[DATA Boundary: Start]
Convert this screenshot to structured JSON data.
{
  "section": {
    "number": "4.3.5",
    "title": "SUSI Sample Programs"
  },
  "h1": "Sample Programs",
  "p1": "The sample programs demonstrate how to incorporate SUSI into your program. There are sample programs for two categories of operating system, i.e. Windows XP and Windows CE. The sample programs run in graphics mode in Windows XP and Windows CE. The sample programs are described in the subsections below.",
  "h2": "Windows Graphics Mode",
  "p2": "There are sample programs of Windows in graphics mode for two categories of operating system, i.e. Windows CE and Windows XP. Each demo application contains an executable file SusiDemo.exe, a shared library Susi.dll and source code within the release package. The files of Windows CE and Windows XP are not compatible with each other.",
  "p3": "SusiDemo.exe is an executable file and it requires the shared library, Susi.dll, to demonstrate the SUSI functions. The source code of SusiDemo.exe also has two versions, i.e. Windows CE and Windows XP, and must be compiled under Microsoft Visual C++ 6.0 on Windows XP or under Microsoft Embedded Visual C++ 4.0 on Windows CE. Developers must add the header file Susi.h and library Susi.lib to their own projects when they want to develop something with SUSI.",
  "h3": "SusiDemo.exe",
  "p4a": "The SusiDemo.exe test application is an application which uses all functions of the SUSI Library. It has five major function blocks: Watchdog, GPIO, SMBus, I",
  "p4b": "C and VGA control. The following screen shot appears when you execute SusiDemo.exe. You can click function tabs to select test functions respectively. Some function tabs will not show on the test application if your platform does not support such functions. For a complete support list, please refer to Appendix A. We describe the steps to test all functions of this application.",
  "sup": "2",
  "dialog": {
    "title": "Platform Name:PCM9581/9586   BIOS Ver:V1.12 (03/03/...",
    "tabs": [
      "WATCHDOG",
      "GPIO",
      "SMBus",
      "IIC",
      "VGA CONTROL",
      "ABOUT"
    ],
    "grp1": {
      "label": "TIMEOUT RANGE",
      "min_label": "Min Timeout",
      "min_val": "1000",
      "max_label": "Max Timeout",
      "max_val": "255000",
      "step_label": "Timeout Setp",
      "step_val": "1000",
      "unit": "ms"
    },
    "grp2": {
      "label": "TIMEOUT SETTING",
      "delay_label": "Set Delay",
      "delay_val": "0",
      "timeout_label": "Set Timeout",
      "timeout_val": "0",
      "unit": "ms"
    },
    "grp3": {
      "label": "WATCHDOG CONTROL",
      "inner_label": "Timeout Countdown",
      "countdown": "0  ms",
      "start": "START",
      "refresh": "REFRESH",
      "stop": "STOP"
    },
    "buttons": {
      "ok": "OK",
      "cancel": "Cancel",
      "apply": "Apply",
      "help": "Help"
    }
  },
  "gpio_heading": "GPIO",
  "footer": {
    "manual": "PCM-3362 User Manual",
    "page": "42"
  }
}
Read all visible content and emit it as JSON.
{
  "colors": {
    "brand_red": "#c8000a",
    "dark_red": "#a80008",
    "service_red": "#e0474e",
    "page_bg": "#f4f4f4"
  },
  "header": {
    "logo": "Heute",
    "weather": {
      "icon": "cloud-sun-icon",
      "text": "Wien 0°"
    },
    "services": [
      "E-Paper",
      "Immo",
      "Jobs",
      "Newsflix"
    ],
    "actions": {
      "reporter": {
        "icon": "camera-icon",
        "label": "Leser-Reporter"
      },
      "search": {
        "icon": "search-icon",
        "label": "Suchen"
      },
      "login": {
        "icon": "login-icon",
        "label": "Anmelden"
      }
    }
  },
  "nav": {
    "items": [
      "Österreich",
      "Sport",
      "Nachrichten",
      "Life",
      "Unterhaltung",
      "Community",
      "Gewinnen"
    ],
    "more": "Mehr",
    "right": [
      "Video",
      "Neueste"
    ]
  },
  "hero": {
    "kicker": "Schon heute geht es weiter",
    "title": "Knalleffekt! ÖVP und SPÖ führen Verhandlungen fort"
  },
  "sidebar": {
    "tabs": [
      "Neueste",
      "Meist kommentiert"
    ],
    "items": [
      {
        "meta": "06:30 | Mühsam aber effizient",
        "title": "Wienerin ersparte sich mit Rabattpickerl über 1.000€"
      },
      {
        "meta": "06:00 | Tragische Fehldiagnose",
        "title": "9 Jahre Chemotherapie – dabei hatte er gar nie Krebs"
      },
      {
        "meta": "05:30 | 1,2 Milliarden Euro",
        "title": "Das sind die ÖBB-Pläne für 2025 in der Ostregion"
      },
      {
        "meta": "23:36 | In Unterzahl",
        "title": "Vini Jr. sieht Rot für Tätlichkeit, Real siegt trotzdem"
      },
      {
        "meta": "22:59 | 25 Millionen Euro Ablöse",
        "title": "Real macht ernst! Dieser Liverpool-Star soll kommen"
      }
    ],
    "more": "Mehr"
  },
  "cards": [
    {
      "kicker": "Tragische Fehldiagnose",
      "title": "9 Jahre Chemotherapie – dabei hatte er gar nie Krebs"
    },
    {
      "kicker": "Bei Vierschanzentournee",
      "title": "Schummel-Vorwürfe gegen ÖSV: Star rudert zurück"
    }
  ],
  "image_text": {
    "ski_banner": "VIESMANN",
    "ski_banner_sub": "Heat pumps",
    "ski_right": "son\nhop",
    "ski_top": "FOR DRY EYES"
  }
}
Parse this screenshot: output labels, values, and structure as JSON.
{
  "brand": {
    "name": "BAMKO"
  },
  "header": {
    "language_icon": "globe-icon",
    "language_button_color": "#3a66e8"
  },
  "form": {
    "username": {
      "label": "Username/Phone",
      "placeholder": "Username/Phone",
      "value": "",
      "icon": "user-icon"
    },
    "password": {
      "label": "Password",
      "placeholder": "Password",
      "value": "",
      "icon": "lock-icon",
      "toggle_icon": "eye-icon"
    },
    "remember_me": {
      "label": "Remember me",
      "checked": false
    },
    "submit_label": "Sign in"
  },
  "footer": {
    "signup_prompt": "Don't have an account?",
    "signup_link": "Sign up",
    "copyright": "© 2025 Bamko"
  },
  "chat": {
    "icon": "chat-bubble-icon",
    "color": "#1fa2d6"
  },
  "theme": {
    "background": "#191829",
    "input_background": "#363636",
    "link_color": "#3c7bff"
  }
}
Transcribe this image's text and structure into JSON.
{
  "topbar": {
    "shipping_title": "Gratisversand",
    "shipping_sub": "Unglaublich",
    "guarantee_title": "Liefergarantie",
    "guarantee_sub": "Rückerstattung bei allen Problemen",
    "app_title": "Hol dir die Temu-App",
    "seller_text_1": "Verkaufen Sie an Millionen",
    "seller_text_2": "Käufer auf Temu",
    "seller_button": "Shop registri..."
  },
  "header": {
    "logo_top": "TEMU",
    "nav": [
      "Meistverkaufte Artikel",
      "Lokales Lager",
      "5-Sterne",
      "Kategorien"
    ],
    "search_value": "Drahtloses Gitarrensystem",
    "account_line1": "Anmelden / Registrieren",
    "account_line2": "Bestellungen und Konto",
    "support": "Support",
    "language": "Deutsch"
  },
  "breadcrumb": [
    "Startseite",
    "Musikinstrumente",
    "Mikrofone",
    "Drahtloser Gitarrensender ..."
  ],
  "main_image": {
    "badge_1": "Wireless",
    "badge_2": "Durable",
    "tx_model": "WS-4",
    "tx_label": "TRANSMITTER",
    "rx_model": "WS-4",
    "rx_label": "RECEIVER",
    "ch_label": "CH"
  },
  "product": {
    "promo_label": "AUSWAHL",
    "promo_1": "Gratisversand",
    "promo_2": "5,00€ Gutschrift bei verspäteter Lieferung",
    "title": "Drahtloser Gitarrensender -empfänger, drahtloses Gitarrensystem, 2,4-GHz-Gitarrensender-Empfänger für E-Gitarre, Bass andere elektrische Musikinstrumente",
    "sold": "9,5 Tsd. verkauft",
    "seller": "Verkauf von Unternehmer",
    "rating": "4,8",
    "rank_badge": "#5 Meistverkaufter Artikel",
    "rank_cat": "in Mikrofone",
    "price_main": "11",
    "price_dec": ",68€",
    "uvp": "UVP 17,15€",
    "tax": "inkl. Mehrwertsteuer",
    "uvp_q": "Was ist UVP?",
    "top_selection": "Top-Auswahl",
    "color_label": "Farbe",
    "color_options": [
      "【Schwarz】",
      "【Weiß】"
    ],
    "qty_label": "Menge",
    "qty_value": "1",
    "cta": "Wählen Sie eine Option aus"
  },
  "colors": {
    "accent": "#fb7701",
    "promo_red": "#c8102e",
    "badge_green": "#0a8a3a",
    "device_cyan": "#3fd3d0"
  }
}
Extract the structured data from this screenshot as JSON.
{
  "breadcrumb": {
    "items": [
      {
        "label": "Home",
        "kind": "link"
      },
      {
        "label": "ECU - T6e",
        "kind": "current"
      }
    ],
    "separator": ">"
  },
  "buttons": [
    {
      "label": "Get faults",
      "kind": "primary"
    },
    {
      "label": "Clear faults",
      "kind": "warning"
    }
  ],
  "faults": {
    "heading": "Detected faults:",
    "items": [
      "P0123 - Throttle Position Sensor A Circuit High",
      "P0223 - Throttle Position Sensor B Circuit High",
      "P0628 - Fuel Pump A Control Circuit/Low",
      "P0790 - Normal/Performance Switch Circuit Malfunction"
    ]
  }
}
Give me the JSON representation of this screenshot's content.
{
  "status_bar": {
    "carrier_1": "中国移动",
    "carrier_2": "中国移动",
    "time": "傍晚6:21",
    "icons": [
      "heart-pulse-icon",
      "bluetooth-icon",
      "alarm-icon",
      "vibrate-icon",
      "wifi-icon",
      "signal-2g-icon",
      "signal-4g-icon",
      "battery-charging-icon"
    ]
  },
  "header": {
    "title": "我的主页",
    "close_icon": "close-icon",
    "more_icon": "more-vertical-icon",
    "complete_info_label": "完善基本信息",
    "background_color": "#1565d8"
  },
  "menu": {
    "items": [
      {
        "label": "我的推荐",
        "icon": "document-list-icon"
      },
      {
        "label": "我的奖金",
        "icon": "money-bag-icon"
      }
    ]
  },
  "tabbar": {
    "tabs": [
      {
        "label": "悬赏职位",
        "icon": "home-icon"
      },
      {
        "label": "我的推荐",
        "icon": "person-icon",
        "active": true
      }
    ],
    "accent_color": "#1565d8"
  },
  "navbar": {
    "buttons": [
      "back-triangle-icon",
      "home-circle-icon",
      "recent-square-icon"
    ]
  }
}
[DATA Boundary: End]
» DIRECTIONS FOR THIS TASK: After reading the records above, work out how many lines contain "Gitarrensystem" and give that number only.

» THE ANSWER: 2